In an upbeat assessment of the Bahrain conference, White House adviser Jared Kushner said that even if the Palestinians weren’t there, the people who were, liked what they heard.
Kushner told the Saudi-owned Asharq al-Awsat newspaper that the workshop was a “tremendous success.”
People from “all over the world” were presented with what he called a “very detailed and reasonable” plan, and it was well received by the participants, who agreed that with multi-national help on the $50 billion scale projected, the Palestinian economy could indeed be transformed.
“After extensive review, people were very positive about it and considered it achievable,” he said.
In response to criticism that the workshop ignored the core political issues of the Israeli-Palestinian conflict, Kushner said that his proposal was only designed to be implemented in conjunction with a political solution.
“This plan is not political, so I think all those who criticize the plan for this reason do not realize the purpose of this economic effort,” he said. “We cannot just settle for a political solution without improving people’s lives, because that will hinder the political solution.”
Meanwhile, on Thursday, the Palestinians continued their rejection of the U.S. initiative.
Palestinian Authority Prime Minister Mohammad Shtayyeh told Reuters he felt the peace plan “will not really materialize and it’s not going to go anywhere.”
“Bahrain was just simply a terrible exercise. I think it’s an economic workshop that has been fully and totally divorced from reality,” he said.
In addition, a senior Hamas official condemned remarks made by the Bahraini Foreign Minister on Wednesday in which he said Israel is here to stay in the region and his country accepts its right to exist.

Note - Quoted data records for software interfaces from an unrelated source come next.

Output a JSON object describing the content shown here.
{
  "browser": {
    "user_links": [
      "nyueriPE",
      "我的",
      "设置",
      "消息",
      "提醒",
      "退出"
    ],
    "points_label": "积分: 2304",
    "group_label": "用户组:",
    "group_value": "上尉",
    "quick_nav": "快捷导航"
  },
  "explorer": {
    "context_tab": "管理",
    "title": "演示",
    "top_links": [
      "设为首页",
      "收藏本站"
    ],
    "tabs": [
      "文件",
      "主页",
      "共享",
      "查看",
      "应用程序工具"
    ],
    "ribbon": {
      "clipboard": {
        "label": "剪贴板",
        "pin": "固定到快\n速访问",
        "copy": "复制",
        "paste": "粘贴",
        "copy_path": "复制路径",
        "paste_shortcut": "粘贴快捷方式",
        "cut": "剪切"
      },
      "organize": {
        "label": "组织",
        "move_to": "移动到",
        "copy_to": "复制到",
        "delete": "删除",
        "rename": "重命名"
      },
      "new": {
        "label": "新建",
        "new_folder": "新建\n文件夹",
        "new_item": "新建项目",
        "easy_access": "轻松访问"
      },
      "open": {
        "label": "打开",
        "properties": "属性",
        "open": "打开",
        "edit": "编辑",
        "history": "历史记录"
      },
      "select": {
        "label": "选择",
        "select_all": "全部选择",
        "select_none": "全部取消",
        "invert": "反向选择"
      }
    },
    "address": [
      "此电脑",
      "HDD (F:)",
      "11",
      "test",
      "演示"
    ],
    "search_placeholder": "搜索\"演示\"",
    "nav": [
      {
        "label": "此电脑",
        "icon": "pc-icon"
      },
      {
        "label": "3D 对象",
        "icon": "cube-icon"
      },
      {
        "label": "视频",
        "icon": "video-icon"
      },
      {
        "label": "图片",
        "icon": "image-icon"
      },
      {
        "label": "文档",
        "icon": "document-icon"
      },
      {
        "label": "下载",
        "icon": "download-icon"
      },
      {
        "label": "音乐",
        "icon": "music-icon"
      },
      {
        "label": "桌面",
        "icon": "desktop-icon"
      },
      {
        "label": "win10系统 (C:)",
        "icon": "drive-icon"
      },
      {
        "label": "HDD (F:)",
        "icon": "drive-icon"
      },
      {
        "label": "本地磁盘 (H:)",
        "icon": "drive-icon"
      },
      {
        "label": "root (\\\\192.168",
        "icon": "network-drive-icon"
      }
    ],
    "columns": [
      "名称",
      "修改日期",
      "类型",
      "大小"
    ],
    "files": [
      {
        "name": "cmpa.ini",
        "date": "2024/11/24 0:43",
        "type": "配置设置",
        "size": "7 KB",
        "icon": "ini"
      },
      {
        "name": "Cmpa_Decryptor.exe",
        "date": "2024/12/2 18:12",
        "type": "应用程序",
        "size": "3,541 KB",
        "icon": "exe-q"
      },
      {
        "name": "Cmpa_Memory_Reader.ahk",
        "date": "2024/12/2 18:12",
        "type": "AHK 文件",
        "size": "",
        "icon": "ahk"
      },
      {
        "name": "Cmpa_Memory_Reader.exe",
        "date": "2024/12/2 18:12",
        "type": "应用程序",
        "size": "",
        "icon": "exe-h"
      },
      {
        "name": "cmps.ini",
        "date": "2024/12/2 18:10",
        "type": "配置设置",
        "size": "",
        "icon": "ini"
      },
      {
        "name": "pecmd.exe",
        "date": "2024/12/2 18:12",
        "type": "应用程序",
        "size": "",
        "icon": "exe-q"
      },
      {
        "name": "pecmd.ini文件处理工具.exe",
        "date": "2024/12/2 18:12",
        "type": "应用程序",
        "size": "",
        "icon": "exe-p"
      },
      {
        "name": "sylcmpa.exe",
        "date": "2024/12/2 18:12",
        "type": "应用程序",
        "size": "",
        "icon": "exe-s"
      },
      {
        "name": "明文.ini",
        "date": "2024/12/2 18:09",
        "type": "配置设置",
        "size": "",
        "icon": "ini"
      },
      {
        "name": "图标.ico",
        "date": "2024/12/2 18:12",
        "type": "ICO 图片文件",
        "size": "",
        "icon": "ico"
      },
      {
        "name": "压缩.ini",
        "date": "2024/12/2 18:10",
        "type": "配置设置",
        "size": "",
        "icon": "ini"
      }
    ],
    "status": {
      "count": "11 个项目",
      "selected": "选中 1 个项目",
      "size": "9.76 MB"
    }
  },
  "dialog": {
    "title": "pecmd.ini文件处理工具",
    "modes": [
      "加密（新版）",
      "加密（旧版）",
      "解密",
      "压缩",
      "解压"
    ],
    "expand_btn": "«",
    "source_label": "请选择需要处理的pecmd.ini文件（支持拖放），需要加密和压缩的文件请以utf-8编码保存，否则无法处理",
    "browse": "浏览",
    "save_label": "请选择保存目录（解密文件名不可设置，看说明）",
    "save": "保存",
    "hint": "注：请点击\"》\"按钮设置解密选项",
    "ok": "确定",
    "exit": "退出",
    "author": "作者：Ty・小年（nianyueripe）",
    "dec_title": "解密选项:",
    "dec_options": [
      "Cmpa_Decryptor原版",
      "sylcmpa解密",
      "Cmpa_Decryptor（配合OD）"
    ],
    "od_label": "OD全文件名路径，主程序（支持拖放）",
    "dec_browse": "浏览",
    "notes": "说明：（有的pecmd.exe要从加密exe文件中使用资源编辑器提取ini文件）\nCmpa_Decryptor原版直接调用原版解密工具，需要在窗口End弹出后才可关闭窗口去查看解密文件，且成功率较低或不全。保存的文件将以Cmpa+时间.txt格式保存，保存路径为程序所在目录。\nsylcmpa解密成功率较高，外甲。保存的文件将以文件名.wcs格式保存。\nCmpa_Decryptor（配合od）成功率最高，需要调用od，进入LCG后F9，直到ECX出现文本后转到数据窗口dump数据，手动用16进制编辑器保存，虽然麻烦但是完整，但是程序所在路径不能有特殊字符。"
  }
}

“The foreign minister of Bahrain calling on the Arab states…to recognize Israel as a state that will remain affirms that the goal of the workshop is to erase the Palestinian right and normalize the existence of the occupation as a part of the region’s fabric,” Moussa Abu Marzouk, a member of the Hamas Politburo, tweeted.
Marzouk misrepresented the minister, however, who called for peaceful coexistence and communication with Israel, but that recognition would be contingent on resolution of the Palestinian issue.
Emirati businessman Mohamed Alabbar, chairman of Dubai-based Emaar Properties, (R) is seen at the “Peace to Prosperity” conference in Manama, Bahrain.